Your task: Write out every record below exactly, so that nothing differs from what is shown.
------ Records to use
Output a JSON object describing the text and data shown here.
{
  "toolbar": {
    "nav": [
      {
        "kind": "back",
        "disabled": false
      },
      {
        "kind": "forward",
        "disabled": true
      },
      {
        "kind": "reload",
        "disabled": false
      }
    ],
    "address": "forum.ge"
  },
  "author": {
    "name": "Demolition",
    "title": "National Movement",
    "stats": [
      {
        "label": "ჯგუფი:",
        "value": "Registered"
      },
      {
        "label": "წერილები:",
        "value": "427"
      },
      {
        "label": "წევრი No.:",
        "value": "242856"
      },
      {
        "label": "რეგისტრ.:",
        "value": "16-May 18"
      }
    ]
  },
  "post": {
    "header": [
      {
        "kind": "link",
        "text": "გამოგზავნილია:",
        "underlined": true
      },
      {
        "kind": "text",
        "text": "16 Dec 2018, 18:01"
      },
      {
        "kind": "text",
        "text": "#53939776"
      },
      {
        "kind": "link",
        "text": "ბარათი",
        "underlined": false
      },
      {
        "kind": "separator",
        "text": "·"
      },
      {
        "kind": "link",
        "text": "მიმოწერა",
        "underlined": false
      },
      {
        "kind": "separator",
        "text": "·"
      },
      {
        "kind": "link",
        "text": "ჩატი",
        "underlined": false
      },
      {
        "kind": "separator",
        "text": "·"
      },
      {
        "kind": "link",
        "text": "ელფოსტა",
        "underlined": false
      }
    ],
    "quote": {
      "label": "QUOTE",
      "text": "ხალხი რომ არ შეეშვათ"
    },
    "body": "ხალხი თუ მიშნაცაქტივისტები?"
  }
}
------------
Answer to the problem:
Output a JSON object describing the text and data shown here.
{
  "toolbar": {
    "nav": [
      {
        "kind": "back",
        "disabled": false
      },
      {
        "kind": "forward",
        "disabled": true
      },
      {
        "kind": "reload",
        "disabled": false
      }
    ],
    "address": "forum.ge"
  },
  "author": {
    "name": "Demolition",
    "title": "National Movement",
    "stats": [
      {
        "label": "ჯგუფი:",
        "value": "Registered"
      },
      {
        "label": "წერილები:",
        "value": "427"
      },
      {
        "label": "წევრი No.:",
        "value": "242856"
      },
      {
        "label": "რეგისტრ.:",
        "value": "16-May 18"
      }
    ]
  },
  "post": {
    "header": [
      {
        "kind": "link",
        "text": "გამოგზავნილია:",
        "underlined": true
      },
      {
        "kind": "text",
        "text": "16 Dec 2018, 18:01"
      },
      {
        "kind": "text",
        "text": "#53939776"
      },
      {
        "kind": "link",
        "text": "ბარათი",
        "underlined": false
      },
      {
        "kind": "separator",
        "text": "·"
      },
      {
        "kind": "link",
        "text": "მიმოწერა",
        "underlined": false
      },
      {
        "kind": "separator",
        "text": "·"
      },
      {
        "kind": "link",
        "text": "ჩატი",
        "underlined": false
      },
      {
        "kind": "separator",
        "text": "·"
      },
      {
        "kind": "link",
        "text": "ელფოსტა",
        "underlined": false
      }
    ],
    "quote": {
      "label": "QUOTE",
      "text": "ხალხი რომ არ შეეშვათ"
    },
    "body": "ხალხი თუ მიშნაცაქტივისტები?"
  }
}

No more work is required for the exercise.